Stoughton, Kerry Burtnyk and Mike McEwen have also qualified out of Manitoba for the 12-team tourney. So has Gushue and a number of Grand Slam squads.
“I really can’t say we’ll be intimidated at all because there won’t be too many expectations on us,” said Gunnlaugson, who has also competed at Grand Slams and other World Curling Tour events.
In fact, Gunnlaugson is allowing himself to dream about becoming one of the last four qualifiers for the Olympic trials in Edmonton — and actually winning the whole thing to represent Canada at the 2010 Winter Olympics in Vancouver.
“Our chances are extremely small,” he said. “But they are more than zero. We definitely have a chance and we can do it. You know, somebody said Gushue had ‘no chance’, last time and look what happened. I just hope someone says we have ‘no chance,’ and we get a medal.”
Gunnlaugson must confirm his full team by June 1.
BITER: The inaugural Dominion Curling Club city championships started at the Assiniboine Memorial Curling Club yesterday. Two men’s and two women’s teams will advance to the first Dominion provincial championship to be played at the same club this weekend.
CORTINA, Italy — It’s an odd scenario to be playing your first ever competitive mixed doubles curling games at a world championship, but we passed the introduction yesterday to start 2-0.
And we did it by meeting two daunting tests, first beating last year’s runner-up team from Finland 9-4 and then scoring a 7-4 win over a tenacious Italian duo that had a boisterous home crowd on its side.

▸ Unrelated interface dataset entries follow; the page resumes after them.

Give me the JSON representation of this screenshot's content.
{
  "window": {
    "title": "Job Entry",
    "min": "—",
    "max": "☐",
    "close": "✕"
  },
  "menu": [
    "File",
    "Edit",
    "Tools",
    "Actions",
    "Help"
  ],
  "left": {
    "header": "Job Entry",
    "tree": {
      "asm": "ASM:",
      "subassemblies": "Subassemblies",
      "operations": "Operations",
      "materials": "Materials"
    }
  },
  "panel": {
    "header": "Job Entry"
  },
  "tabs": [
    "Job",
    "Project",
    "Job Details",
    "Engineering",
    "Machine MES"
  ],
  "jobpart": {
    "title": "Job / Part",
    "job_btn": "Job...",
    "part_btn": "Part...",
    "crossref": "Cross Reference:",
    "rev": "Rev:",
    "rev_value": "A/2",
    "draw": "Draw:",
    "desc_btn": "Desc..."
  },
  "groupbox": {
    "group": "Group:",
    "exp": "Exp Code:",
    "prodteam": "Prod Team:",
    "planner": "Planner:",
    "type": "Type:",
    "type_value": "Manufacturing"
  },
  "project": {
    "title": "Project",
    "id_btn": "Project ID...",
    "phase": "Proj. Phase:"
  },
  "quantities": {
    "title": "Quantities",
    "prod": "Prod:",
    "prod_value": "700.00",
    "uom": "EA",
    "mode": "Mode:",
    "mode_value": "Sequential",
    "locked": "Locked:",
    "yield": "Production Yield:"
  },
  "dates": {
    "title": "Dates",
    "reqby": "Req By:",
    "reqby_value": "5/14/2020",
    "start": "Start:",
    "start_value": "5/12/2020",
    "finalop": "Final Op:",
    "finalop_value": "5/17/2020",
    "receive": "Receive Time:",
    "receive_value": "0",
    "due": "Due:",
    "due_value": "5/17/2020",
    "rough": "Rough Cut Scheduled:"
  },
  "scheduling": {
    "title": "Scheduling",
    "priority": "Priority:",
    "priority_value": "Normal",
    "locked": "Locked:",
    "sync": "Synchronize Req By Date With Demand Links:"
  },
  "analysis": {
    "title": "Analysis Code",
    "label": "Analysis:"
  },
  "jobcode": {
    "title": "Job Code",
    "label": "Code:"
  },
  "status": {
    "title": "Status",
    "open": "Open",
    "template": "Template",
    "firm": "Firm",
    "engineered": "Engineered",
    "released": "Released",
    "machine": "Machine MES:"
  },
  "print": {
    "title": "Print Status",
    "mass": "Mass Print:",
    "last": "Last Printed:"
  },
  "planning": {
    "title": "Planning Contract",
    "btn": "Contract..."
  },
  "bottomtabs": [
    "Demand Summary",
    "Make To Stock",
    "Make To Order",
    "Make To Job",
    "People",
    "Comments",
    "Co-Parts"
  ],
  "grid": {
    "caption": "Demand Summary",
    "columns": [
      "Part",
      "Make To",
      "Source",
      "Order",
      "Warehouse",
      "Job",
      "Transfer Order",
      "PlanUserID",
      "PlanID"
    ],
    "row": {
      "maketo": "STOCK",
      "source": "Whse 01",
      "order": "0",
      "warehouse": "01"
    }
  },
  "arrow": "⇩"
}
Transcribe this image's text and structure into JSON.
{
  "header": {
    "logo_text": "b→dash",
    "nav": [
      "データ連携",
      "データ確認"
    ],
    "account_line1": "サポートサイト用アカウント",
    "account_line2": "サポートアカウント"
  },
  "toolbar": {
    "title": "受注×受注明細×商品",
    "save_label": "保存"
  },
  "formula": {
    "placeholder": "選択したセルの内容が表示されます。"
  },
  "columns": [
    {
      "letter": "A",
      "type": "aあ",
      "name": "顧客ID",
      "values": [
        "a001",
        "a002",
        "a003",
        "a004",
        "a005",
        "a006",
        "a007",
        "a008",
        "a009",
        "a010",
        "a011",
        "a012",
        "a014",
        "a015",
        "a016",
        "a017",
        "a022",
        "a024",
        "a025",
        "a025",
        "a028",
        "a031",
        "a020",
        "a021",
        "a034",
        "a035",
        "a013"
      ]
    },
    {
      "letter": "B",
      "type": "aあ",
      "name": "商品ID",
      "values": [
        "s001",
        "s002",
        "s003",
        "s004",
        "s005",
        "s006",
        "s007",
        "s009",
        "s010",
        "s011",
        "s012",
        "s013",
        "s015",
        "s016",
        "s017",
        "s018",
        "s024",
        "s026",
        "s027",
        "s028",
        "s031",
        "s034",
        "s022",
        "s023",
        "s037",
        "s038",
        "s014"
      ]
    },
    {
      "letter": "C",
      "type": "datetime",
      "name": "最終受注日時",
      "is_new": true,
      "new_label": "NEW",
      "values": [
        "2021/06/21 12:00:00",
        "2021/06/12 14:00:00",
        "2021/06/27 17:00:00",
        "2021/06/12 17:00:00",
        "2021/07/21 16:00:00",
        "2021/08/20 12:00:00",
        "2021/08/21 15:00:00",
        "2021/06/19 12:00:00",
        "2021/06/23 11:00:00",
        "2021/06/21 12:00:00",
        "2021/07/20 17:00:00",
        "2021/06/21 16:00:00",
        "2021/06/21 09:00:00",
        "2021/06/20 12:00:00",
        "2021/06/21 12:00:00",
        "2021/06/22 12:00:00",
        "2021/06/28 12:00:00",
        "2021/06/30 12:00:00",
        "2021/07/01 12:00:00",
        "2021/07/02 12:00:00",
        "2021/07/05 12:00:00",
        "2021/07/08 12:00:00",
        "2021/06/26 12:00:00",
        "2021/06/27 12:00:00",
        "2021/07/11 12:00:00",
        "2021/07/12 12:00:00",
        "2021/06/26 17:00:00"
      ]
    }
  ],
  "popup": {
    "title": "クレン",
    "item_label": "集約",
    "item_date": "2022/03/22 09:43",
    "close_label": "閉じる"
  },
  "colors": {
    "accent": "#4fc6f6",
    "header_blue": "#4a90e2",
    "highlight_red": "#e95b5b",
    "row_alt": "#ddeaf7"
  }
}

We went up 6-2 on Finland after counting four in the third end, but we couldn’t simply peel the game out since you can’t remove any rock until the fourth stone of an end under this format.
It’s like playing a skins game, where piles of rocks are in play and the finesse game is put at a premium.
Fortunately for us, we positioned our stones in favourable spots while the Finns slid heavy on the fast ice too many times.
You get up and sweep your own rocks in doubles curling, and teammate Alli Nimik and I have been burning more calories than usual as back-end players.
My curling jacket came off for the first time ever after the fourth end against Finland.
But the Finnish skip was clearly suffering. He is used to curling back home in a facility that is covered by a tent and is as cold as the outside temperature.
With few sweeping calls it is quiet on the ice, but it was electric in the crowd when we played host Italy.
Some great last-rock shots by Alli, though, kept the excitement in check. She is throwing the first and fifth rocks of every end, leaving me with stones two, three and four.
Alli made a delicate freeze with her final rock in the sixth end to hold Italy to one, and then drew for three the next end to put us up three coming home.
The introduction is over, but it doesn’t get easier as we face 2-0 Scotland and 2-0 Russia today.
Winnipeg’s Sean Grassie is representing Canada at the world mixed curling championships.